[THE INVESTOR] Heather Cho, the former Korean Air vice president and protagonist of the notorious “nut rage” fiasco a few years back recently made an appearance at the torch relay for the 2018 PyeongChang Olympics when the flame arrived in Seoul on Jan. 13.
She was one of the supporting runners for the city’s first torchbearer Cho Yang-ho, the Hanjin Group chairman who played a vital role in getting Korea to host the Winter Olympics for the first time.
But watching her run at the globally live-streamed event, many Koreans were questioning if she deserves to be a part of the program.
The 44-year-old is the eldest daughter of the Hanjin patriarch who made global headlines in 2014 when she delayed a Seoul-bound Korean Air flight in New York over a bag of macadamia nuts. Korean Air, owned by Hanjin, is Korea’s largest flag carrier.
Cho was in charge of the airliner’s in-flight service, and she literally went “nuts” at a flight attendant for not serving her nuts on a plate in the first-class section. She then ordered the aircraft to return to the boarding gate to deplane the chief steward.
The so-called nut rage incident sparked fury and mockery worldwide, renewing criticism about the high-handed attitude of the nation’s powerful chaebol families.
In fact, people still remember how the chairman made a deep bow of apology a week later in response to the raging public anger. He called out his daughter, saying she had been foolish, and that he regretted not having raised her better.
There is no law saying the Hanjin heiress cannot join the torch relay. She is a free citizen, and if the organizing committee says she can, she can.
In fact, almost anyone can carry a torch or become the supporting runner if he or she is at least 14 years old and is able to run for about 200 meters.
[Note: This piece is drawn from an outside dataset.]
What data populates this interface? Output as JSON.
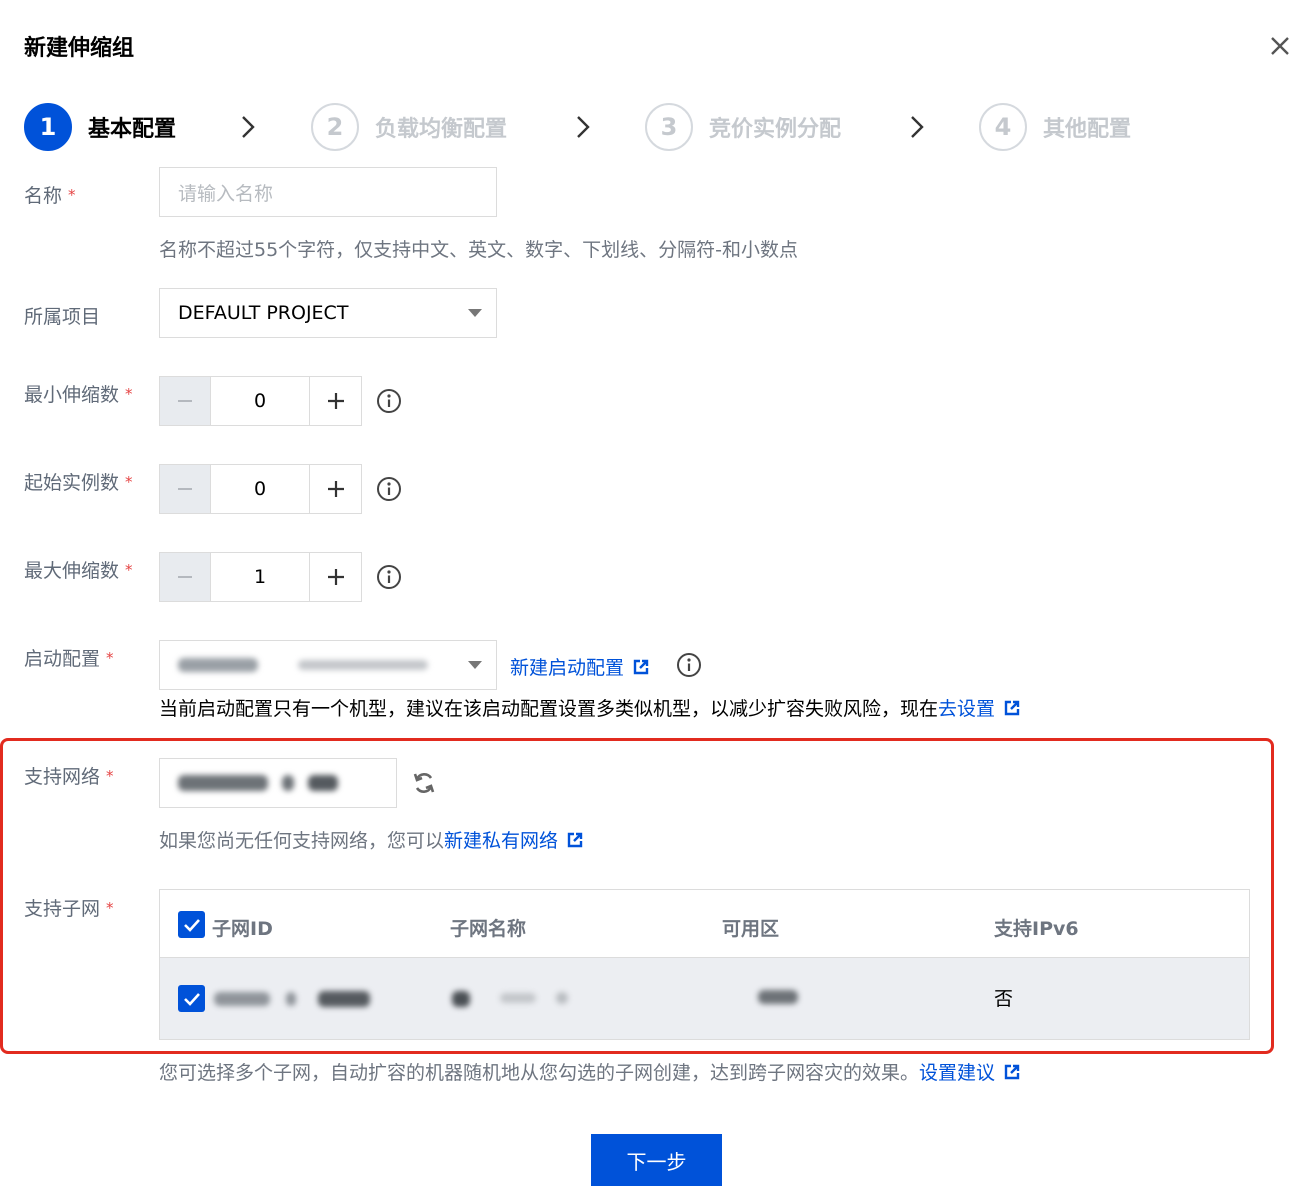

The only informal criteria for the Olympic sponsors and organizers in choosing torchbearers is that they are mostly former Olympic athletes, celebrities or ordinary citizens who have had the most impact.
Hanjin Group Chairman Cho Yang-ho carries the Olympic torch along with his two daughters -- Cho Hyun-ah, more widely known as Heather Cho (left) and Hyun-min -- during the torch relay in Seoul on Jan. 13.
As for the Hanjin chairman, he was chosen because Korean Air is one of the official sponsors of the upcoming Olympics, having paid more than 50 billion won (US$47 million).
Carrying the Olympic torch is a symbolic act, and it’s a coveted personal honor to be representing Korea during one of the world’s oldest and most-watched sports events. That’s why tens of thousands of people applied to become one of the 7,200 torchbearers, or a supporting runner.
But in my view, the Hanjin family reduced the special and joyful event to a family gathering. Cho had reportedly told his friends and family that he wished to run with his three children, including Heather. Perhaps it was his present to his depressed daughter who might still be fretting over her lost dignity.
For the rest of Korea, including myself, we were left to wonder whom this event was for.
My conclusion is that the biggest victim of all this is Korean Air. By having Heather in the relay, it only ended up shining the spotlight once again on a disgraceful event that tarnished the reputation of the globally renowned carrier.